**YOUR ASSIGNMENT**:
Filter the entries down to the lines containing "development", and copy those lines.

**DATA EXTRACT**:
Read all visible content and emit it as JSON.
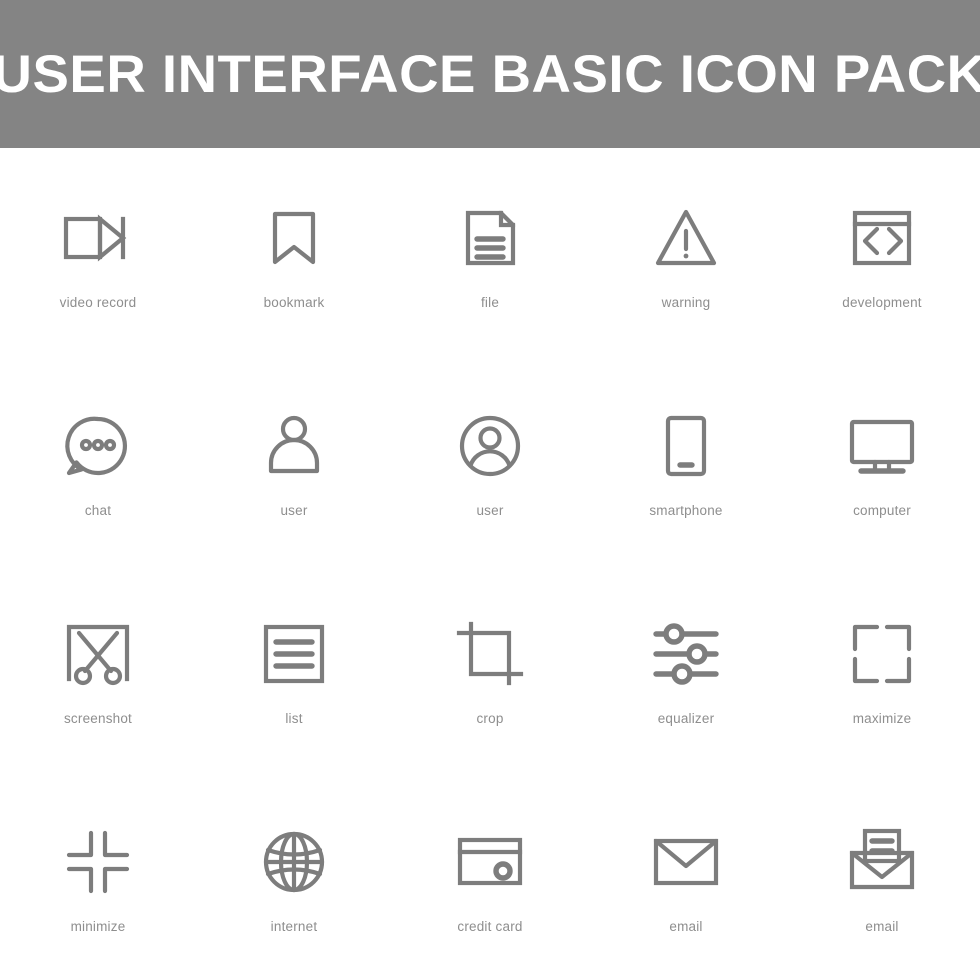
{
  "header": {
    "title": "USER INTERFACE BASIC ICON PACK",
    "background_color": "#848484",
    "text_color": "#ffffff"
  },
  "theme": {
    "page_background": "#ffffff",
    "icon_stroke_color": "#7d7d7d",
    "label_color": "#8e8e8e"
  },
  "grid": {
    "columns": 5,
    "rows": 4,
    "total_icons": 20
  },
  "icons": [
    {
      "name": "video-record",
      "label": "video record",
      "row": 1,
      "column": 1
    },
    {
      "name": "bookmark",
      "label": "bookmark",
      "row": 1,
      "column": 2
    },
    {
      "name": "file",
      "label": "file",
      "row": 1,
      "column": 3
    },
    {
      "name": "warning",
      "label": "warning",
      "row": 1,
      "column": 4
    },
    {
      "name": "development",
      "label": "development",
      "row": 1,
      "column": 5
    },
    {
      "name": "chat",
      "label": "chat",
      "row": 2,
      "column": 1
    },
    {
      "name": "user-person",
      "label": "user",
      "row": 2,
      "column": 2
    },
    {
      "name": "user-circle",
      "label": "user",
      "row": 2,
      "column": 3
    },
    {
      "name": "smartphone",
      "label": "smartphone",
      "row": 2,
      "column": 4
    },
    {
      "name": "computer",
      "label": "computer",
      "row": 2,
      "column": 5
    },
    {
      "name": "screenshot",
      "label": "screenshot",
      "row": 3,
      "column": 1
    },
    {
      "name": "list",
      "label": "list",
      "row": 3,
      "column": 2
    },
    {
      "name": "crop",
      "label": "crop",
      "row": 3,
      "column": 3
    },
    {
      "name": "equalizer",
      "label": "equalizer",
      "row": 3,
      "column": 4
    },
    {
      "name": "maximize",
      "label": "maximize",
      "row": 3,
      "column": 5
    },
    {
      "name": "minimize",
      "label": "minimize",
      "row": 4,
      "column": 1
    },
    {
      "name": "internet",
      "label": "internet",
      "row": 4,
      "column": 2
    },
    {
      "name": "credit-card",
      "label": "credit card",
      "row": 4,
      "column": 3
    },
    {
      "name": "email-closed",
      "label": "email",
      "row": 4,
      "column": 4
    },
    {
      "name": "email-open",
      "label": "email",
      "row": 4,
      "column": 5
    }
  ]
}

**FINISHED TASK**:
      "name": "development",
      "label": "development",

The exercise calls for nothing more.